Required work:
Once you have read the entries, please say how many lines hold the string "icon", giving the number only.

◆ ◆ ◆ ◆ ◆ ◆ ◆

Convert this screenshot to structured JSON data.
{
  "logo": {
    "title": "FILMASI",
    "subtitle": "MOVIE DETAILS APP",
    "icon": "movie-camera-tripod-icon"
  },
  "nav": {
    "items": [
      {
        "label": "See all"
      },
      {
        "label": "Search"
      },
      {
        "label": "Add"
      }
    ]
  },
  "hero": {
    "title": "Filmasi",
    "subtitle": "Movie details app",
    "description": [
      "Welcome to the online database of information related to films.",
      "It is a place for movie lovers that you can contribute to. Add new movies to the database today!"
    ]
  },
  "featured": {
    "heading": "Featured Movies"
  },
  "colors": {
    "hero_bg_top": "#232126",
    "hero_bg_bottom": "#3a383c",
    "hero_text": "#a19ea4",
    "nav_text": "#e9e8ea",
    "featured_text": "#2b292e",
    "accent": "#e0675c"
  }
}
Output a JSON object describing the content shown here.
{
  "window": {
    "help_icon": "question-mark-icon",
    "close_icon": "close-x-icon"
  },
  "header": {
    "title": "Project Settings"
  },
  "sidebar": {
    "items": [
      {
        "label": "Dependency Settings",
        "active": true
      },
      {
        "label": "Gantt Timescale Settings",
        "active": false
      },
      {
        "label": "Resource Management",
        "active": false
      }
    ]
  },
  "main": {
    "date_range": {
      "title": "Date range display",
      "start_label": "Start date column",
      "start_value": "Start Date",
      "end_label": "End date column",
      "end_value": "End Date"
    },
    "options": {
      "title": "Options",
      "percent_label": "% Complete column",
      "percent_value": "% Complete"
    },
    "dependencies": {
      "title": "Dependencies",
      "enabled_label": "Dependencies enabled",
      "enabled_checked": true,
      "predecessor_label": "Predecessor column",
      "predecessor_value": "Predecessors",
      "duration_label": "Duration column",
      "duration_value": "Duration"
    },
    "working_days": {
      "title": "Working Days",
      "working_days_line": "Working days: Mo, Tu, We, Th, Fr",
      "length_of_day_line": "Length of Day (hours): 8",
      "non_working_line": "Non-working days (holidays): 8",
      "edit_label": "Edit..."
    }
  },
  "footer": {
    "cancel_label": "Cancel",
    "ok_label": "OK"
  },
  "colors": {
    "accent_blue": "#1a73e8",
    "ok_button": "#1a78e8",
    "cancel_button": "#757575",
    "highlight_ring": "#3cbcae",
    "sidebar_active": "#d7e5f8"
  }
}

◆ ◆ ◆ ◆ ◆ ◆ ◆

Exercise result:
3